## Exercise prompt
What you return must be every line below that includes the word "hybrid".
# # #
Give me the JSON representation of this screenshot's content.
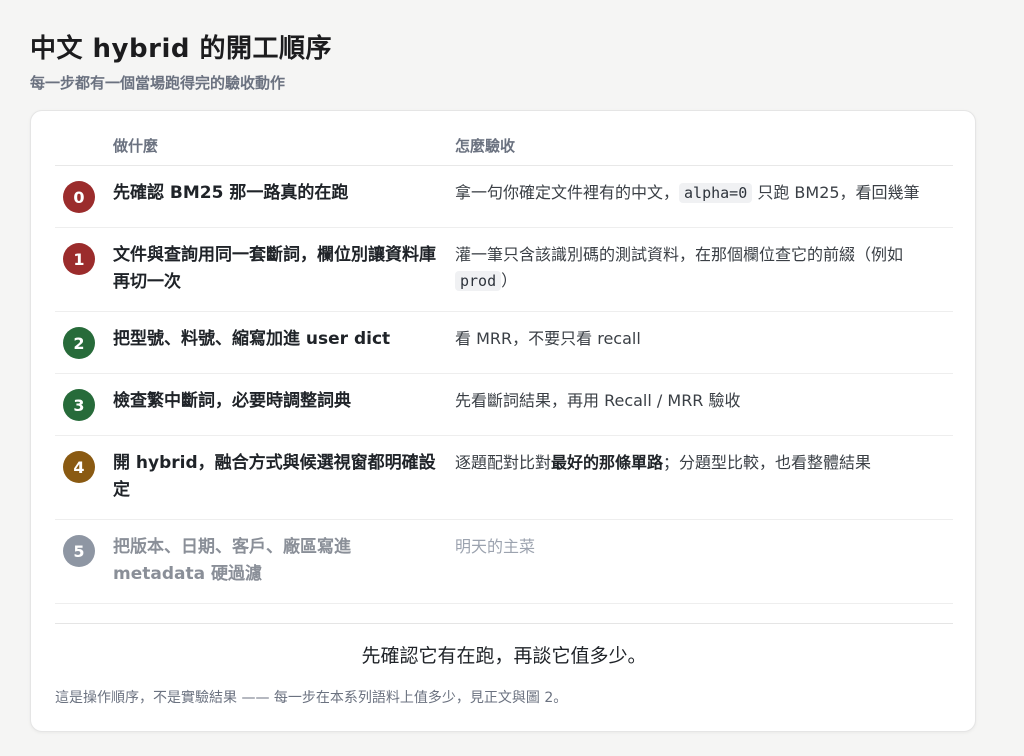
{
  "header": {
    "title": "中文 hybrid 的開工順序",
    "subtitle": "每一步都有一個當場跑得完的驗收動作"
  },
  "table": {
    "col_what": "做什麼",
    "col_check": "怎麼驗收",
    "rows": [
      {
        "num": "0",
        "color": "#9b2c2c",
        "what": "先確認 BM25 那一路真的在跑",
        "check_parts": [
          {
            "t": "text",
            "v": "拿一句你確定文件裡有的中文，"
          },
          {
            "t": "code",
            "v": "alpha=0"
          },
          {
            "t": "text",
            "v": " 只跑 BM25，看回幾筆"
          }
        ]
      },
      {
        "num": "1",
        "color": "#9b2c2c",
        "what": "文件與查詢用同一套斷詞，欄位別讓資料庫再切一次",
        "check_parts": [
          {
            "t": "text",
            "v": "灌一筆只含該識別碼的測試資料，在那個欄位查它的前綴（例如 "
          },
          {
            "t": "code",
            "v": "prod"
          },
          {
            "t": "text",
            "v": "）"
          }
        ]
      },
      {
        "num": "2",
        "color": "#276b3a",
        "what": "把型號、料號、縮寫加進 user dict",
        "check_parts": [
          {
            "t": "text",
            "v": "看 MRR，不要只看 recall"
          }
        ]
      },
      {
        "num": "3",
        "color": "#276b3a",
        "what": "檢查繁中斷詞，必要時調整詞典",
        "check_parts": [
          {
            "t": "text",
            "v": "先看斷詞結果，再用 Recall / MRR 驗收"
          }
        ]
      },
      {
        "num": "4",
        "color": "#8a5a12",
        "what": "開 hybrid，融合方式與候選視窗都明確設定",
        "check_parts": [
          {
            "t": "text",
            "v": "逐題配對比對"
          },
          {
            "t": "strong",
            "v": "最好的那條單路"
          },
          {
            "t": "text",
            "v": "；分題型比較，也看整體結果"
          }
        ]
      },
      {
        "num": "5",
        "color": "#8e96a3",
        "muted": true,
        "what": "把版本、日期、客戶、廠區寫進 metadata 硬過濾",
        "check_parts": [
          {
            "t": "text",
            "v": "明天的主菜"
          }
        ]
      }
    ]
  },
  "summary": "先確認它有在跑，再談它值多少。",
  "footnote": "這是操作順序，不是實驗結果 —— 每一步在本系列語料上值多少，見正文與圖 2。"
}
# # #
## Task solution
    "title": "中文 hybrid 的開工順序",
        "what": "開 hybrid，融合方式與候選視窗都明確設定",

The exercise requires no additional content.